The Commens Dictionary
Quote from ‘Reason's Conscience: A Practical Treatise on the Theory of Discovery; Wherein logic is conceived as Semeiotic’
The study of languages ought to be based upon a study of the necessary conditions to which signs must conform in order to fulfill their functions as signs. I have gradually been led to conclude that it is best to identify logic with this study, notwithstanding its thus being made to include something which has no bearing upon the strength of arguments. For there is but little of this superfluous matter, - too little to make a separate science of, - and it is needed for its linguistic and rhetorical applications, as well as having a value simply as truth; and a simpler unity is thus given to logic. I might, therefore, very well call it speculative semeiotic.

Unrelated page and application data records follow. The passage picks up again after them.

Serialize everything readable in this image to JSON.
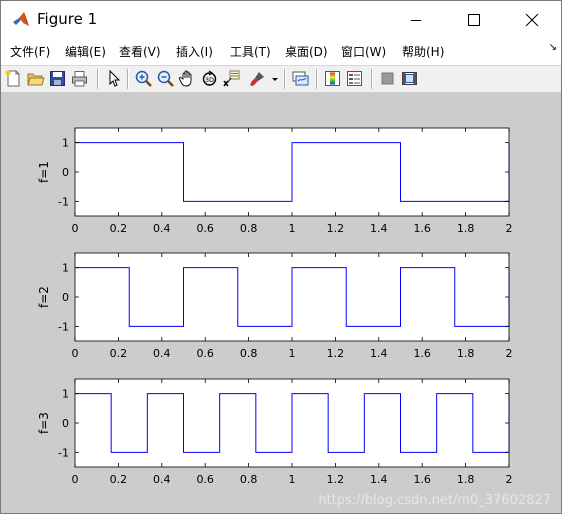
{
  "window": {
    "title": "Figure 1",
    "controls": [
      "minimize",
      "maximize",
      "close"
    ]
  },
  "menu": [
    {
      "label": "文件(F)"
    },
    {
      "label": "编辑(E)"
    },
    {
      "label": "查看(V)"
    },
    {
      "label": "插入(I)"
    },
    {
      "label": "工具(T)"
    },
    {
      "label": "桌面(D)"
    },
    {
      "label": "窗口(W)"
    },
    {
      "label": "帮助(H)"
    }
  ],
  "menu_expand_glyph": "↘",
  "toolbar": [
    "new-figure-icon",
    "open-file-icon",
    "save-icon",
    "print-icon",
    "select-arrow-icon",
    "zoom-in-icon",
    "zoom-out-icon",
    "pan-hand-icon",
    "rotate-3d-icon",
    "data-cursor-icon",
    "brush-icon",
    "brush-dropdown-icon",
    "link-plot-icon",
    "colorbar-icon",
    "legend-icon",
    "hide-plot-tools-icon",
    "show-plot-tools-icon"
  ],
  "colors": {
    "figure_background": "#cccccc",
    "axes_background": "#ffffff",
    "line": "#0000ff",
    "matlab_icon": "#d95319"
  },
  "watermark": "https://blog.csdn.net/m0_37602827",
  "chart_data": [
    {
      "type": "line",
      "ylabel": "f=1",
      "xlim": [
        0,
        2
      ],
      "ylim": [
        -1.5,
        1.5
      ],
      "xticks": [
        "0",
        "0.2",
        "0.4",
        "0.6",
        "0.8",
        "1",
        "1.2",
        "1.4",
        "1.6",
        "1.8",
        "2"
      ],
      "yticks": [
        "1",
        "0",
        "-1"
      ],
      "x": [
        0,
        0.5,
        0.5,
        1,
        1,
        1.5,
        1.5,
        2,
        2
      ],
      "y": [
        1,
        1,
        -1,
        -1,
        1,
        1,
        -1,
        -1,
        1
      ]
    },
    {
      "type": "line",
      "ylabel": "f=2",
      "xlim": [
        0,
        2
      ],
      "ylim": [
        -1.5,
        1.5
      ],
      "xticks": [
        "0",
        "0.2",
        "0.4",
        "0.6",
        "0.8",
        "1",
        "1.2",
        "1.4",
        "1.6",
        "1.8",
        "2"
      ],
      "yticks": [
        "1",
        "0",
        "-1"
      ],
      "x": [
        0,
        0.25,
        0.25,
        0.5,
        0.5,
        0.75,
        0.75,
        1,
        1,
        1.25,
        1.25,
        1.5,
        1.5,
        1.75,
        1.75,
        2,
        2
      ],
      "y": [
        1,
        1,
        -1,
        -1,
        1,
        1,
        -1,
        -1,
        1,
        1,
        -1,
        -1,
        1,
        1,
        -1,
        -1,
        1
      ]
    },
    {
      "type": "line",
      "ylabel": "f=3",
      "xlim": [
        0,
        2
      ],
      "ylim": [
        -1.5,
        1.5
      ],
      "xticks": [
        "0",
        "0.2",
        "0.4",
        "0.6",
        "0.8",
        "1",
        "1.2",
        "1.4",
        "1.6",
        "1.8",
        "2"
      ],
      "yticks": [
        "1",
        "0",
        "-1"
      ],
      "x": [
        0,
        0.1667,
        0.1667,
        0.3333,
        0.3333,
        0.5,
        0.5,
        0.6667,
        0.6667,
        0.8333,
        0.8333,
        1,
        1,
        1.1667,
        1.1667,
        1.3333,
        1.3333,
        1.5,
        1.5,
        1.6667,
        1.6667,
        1.8333,
        1.8333,
        2,
        2
      ],
      "y": [
        1,
        1,
        -1,
        -1,
        1,
        1,
        -1,
        -1,
        1,
        1,
        -1,
        -1,
        1,
        1,
        -1,
        -1,
        1,
        1,
        -1,
        -1,
        1,
        1,
        -1,
        -1,
        1
      ]
    }
  ]
}
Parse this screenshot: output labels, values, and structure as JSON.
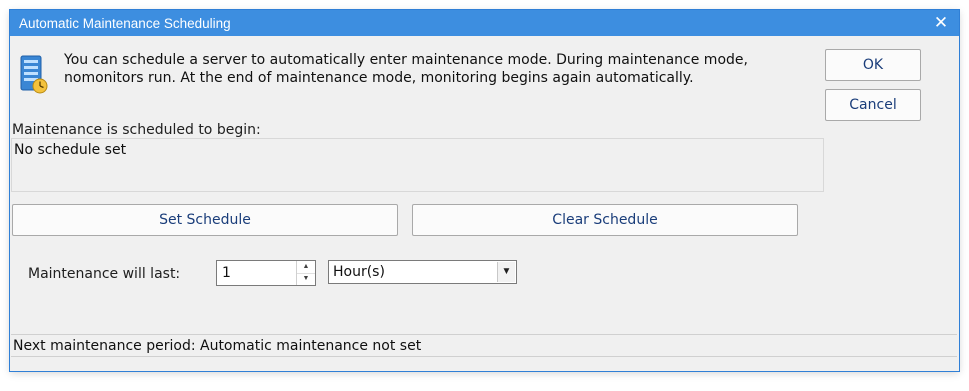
{
  "window": {
    "title": "Automatic Maintenance Scheduling",
    "close_glyph": "✕",
    "accent_color": "#3d8ee0"
  },
  "app_icon": "server-clock-icon",
  "intro_text": "You can schedule a server to automatically enter maintenance mode.  During maintenance mode, nomonitors run. At the end of maintenance mode, monitoring begins again automatically.",
  "buttons": {
    "ok": "OK",
    "cancel": "Cancel",
    "set_schedule": "Set Schedule",
    "clear_schedule": "Clear Schedule"
  },
  "schedule": {
    "label": "Maintenance is scheduled to begin:",
    "value": "No schedule set"
  },
  "duration": {
    "label": "Maintenance will last:",
    "value": "1",
    "unit_selected": "Hour(s)"
  },
  "status": {
    "text": "Next maintenance period: Automatic maintenance not set"
  }
}
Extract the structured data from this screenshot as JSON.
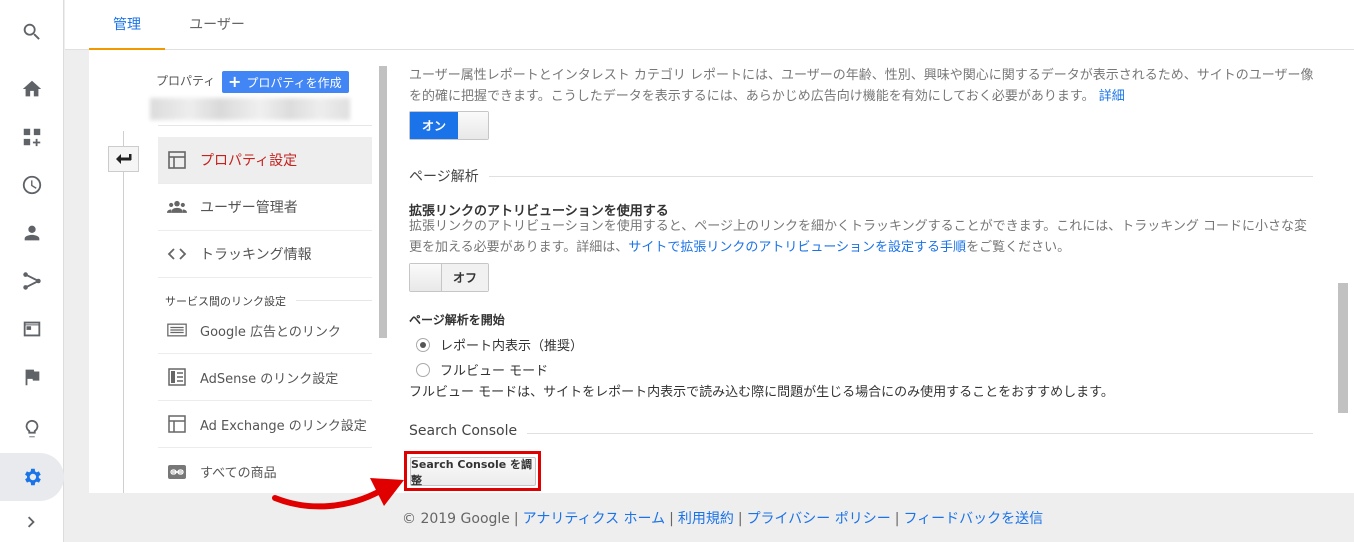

Peirce did not date the manuscript "Reason's Conscience" (693). Nor does Richard Robin provide a date in his catalogue over Peirce's manuscripts. The dating is based on the year given by Carolyn Eisele in Historical Perspectives on Peirce's Logic of Science. MB